== Task details ==
Lines in the entries below where the word "router" shows up should each be copied.

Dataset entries
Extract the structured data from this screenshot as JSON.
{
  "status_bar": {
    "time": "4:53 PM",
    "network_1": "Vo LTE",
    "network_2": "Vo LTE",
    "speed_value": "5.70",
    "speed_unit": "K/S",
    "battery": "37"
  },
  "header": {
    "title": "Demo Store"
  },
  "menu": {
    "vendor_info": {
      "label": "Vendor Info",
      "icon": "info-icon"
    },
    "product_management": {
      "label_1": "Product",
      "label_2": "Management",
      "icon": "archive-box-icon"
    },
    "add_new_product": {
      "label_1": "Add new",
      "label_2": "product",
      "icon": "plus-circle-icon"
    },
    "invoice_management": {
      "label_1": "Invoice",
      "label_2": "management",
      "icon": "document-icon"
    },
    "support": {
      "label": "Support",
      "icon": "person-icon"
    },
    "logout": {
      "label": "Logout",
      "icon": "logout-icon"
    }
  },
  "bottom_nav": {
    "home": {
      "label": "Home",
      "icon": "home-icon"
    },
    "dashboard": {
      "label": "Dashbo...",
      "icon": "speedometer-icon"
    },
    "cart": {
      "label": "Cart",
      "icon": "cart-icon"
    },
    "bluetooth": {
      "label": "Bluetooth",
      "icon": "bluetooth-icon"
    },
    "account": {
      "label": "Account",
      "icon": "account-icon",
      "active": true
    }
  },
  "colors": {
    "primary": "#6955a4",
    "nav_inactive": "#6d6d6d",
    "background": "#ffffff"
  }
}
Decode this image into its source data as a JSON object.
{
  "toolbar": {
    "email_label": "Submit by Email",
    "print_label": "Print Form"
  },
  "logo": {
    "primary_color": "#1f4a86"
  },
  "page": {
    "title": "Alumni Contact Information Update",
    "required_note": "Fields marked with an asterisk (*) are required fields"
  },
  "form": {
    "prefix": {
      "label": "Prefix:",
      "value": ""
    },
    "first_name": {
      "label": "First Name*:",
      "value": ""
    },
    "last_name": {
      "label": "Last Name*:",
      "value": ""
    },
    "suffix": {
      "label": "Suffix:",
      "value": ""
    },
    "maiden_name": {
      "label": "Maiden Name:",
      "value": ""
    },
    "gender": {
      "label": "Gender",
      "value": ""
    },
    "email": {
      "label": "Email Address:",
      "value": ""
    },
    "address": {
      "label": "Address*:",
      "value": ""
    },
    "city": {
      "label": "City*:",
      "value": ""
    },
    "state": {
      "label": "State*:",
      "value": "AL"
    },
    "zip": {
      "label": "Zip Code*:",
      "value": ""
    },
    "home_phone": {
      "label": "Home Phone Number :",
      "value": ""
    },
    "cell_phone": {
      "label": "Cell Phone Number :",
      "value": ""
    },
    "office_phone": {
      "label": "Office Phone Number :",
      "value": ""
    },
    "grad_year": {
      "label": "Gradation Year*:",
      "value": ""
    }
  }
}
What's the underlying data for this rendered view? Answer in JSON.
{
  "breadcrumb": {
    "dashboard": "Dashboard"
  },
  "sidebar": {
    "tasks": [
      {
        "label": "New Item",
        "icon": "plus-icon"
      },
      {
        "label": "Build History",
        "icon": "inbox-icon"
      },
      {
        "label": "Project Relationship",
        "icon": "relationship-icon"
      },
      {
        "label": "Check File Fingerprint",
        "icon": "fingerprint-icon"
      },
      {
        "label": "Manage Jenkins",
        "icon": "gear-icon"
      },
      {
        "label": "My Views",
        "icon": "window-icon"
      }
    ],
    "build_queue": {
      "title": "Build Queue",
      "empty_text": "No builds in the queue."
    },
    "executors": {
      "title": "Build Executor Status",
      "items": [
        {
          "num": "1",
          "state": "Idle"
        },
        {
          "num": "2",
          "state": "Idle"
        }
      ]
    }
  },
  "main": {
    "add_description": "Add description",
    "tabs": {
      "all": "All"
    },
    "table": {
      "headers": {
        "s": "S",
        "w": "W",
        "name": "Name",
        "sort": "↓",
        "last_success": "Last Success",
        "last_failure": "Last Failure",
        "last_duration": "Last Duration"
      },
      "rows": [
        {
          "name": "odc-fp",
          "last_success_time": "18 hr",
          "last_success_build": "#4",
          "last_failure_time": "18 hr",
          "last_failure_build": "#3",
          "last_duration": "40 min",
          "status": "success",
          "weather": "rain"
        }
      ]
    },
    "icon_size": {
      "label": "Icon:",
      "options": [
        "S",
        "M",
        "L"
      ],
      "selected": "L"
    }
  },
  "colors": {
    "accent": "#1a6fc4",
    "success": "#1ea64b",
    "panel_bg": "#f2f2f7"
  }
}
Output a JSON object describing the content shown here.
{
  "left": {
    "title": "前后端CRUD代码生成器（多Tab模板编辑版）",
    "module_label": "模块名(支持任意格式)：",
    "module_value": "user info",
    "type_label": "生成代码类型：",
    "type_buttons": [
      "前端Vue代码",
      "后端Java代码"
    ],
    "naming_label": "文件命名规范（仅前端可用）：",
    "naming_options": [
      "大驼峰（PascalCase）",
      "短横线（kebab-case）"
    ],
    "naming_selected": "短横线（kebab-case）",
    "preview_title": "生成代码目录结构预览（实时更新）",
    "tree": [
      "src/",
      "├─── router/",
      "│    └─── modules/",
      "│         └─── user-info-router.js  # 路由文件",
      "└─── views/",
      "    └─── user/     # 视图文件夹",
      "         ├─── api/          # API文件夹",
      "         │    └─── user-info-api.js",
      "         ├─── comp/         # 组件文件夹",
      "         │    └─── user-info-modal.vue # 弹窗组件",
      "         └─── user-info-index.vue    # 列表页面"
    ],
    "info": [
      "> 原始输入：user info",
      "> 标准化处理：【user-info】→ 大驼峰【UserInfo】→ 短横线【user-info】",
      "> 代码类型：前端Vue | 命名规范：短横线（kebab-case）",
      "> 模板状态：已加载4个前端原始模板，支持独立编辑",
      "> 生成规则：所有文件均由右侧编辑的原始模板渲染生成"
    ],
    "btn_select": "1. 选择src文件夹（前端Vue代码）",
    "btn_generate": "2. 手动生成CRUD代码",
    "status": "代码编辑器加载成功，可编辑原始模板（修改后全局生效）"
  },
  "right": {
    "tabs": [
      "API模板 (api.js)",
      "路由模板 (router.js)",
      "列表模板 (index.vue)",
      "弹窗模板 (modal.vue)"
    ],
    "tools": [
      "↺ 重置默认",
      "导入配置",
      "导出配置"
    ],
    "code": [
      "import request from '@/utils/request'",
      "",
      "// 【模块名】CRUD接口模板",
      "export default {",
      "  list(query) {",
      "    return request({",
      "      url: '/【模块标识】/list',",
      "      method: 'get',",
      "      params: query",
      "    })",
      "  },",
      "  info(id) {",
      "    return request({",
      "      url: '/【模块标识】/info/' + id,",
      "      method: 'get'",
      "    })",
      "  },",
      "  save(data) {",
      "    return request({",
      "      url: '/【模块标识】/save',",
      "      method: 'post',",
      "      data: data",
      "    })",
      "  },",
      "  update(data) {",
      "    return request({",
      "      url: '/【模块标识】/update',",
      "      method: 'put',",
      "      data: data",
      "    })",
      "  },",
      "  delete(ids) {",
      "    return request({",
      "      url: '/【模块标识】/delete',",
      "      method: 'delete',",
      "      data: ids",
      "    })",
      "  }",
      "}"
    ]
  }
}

== Finished exercise ==
      "├─── router/",
      "│         └─── user-info-router.js  # 路由文件",
      "路由模板 (router.js)",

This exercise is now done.